One of the easiest border crossings I remember passing was between India and Nepal. I remember walking down the road to cross the border when suddenly I hear a few people trying to get my attention. I look back and on the side of the road there are 3 men sitting next to a small school desk. They did not seem like any kind of officials at all. I came up to them and they explained that they are border control and they need to stamp me out of the country. I found it funny that they only noticed me after crossing them, and I am sure some people cross without anyone noticing, Nepalese and Indians cross back and forth and no one cares. That border crossing was a breeze. The only thing I found difficult was that in the guidebook I read before crossing it stated certain opening times of the border, but when I actually arrived at the border I discovered different times.
How can readers who want to contribute to the border crossing Wiki go about doing so?
It is simple to edit a Wiki, it is done on the website and is straightforward. There is a simple explanation on how to edit or add a page on the Wiki, and we appreciate any information that is contributed. If a page about a certain border crossing already exists on the Wiki, it is possible for readers to edit information that has changed or add new information.
The Wiki is located at www.bordercrossingwiki.com
To see an example of a finished border crossing page ( though it’s never really finished) you can check out the Irkeshtam Pass Border Crossing page here.
I go over all the contributions and make sure they are in the right place, so don’t worry if you think you’re doing it wrong. Just post the information where you think it should go, and I will make sure it is in the right place.
If anyone wants to become more involved in the Wiki or needs some help using or editing it, they can contact me at email@example.com
Lastly, where do you hope to see the Wiki go in the future? What’s the end goal for your project, and how do you see it helping travelers?
I hope the project eventually gains popularity amongst overland travelers, and I am trying to recruit as many people as possible to contribute information. I really believe that if we get a substantial amount of people contributing information to the Wiki we can build a border crossing database that doesn’t exist out there at the moment. I believe such a Wiki is very valuable for travelers as a whole, but especially for those who are dedicated to overland traveling.
I also hope to convert travelers who fear traveling overland in remote places, by making the information they need to travel overland accessible and giving them peace of mind whilst attempting to cross borders.

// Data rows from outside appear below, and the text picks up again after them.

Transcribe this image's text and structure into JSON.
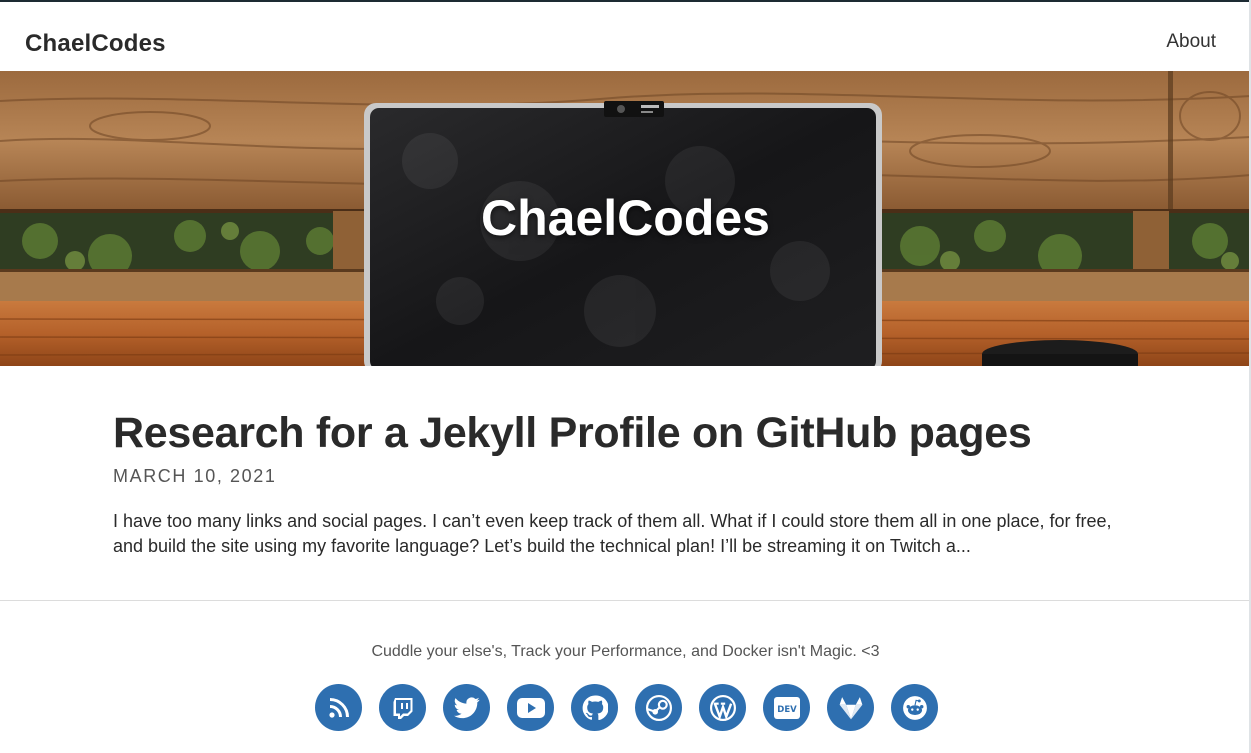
{
  "header": {
    "brand": "ChaelCodes",
    "nav": [
      {
        "label": "About"
      }
    ]
  },
  "hero": {
    "title": "ChaelCodes"
  },
  "post": {
    "title": "Research for a Jekyll Profile on GitHub pages",
    "date": "MARCH 10, 2021",
    "excerpt": "I have too many links and social pages. I can’t even keep track of them all. What if I could store them all in one place, for free, and build the site using my favorite language? Let’s build the technical plan! I’ll be streaming it on Twitch a..."
  },
  "footer": {
    "tagline": "Cuddle your else's, Track your Performance, and Docker isn't Magic. <3",
    "socials": [
      {
        "icon": "rss-icon"
      },
      {
        "icon": "twitch-icon"
      },
      {
        "icon": "twitter-icon"
      },
      {
        "icon": "youtube-icon"
      },
      {
        "icon": "github-icon"
      },
      {
        "icon": "steam-icon"
      },
      {
        "icon": "wordpress-icon"
      },
      {
        "icon": "dev-icon"
      },
      {
        "icon": "gitlab-icon"
      },
      {
        "icon": "reddit-icon"
      }
    ]
  },
  "colors": {
    "social_bg": "#2e6fb0",
    "text": "#2a2a2a"
  }
}
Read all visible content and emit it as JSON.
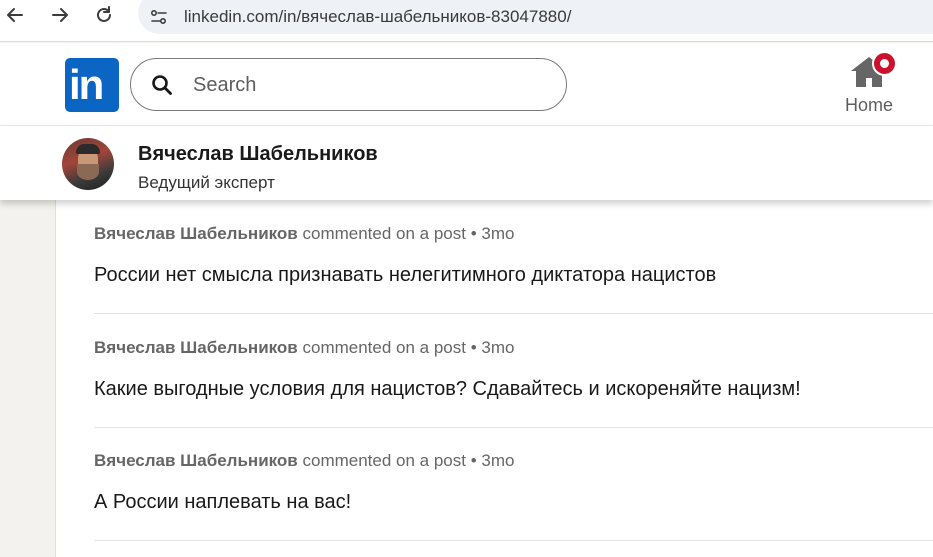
{
  "browser": {
    "url": "linkedin.com/in/вячеслав-шабельников-83047880/"
  },
  "header": {
    "logo_text": "in",
    "search": {
      "placeholder": "Search"
    },
    "home_label": "Home",
    "brand_color": "#0a66c2",
    "badge_color": "#cb112d"
  },
  "profile": {
    "name": "Вячеслав Шабельников",
    "title": "Ведущий эксперт"
  },
  "activity": [
    {
      "author": "Вячеслав Шабельников",
      "action": "commented on a post",
      "separator": "•",
      "time": "3mo",
      "text": "России нет смысла признавать нелегитимного диктатора нацистов"
    },
    {
      "author": "Вячеслав Шабельников",
      "action": "commented on a post",
      "separator": "•",
      "time": "3mo",
      "text": "Какие выгодные условия для нацистов? Сдавайтесь и искореняйте нацизм!"
    },
    {
      "author": "Вячеслав Шабельников",
      "action": "commented on a post",
      "separator": "•",
      "time": "3mo",
      "text": "А России наплевать на вас!"
    }
  ]
}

Thanks so much for chatting with us, Yoav! Good luck with the project; we love it!
Thank you! I love your website and I really believe your readers can benefit from this project and help it grow.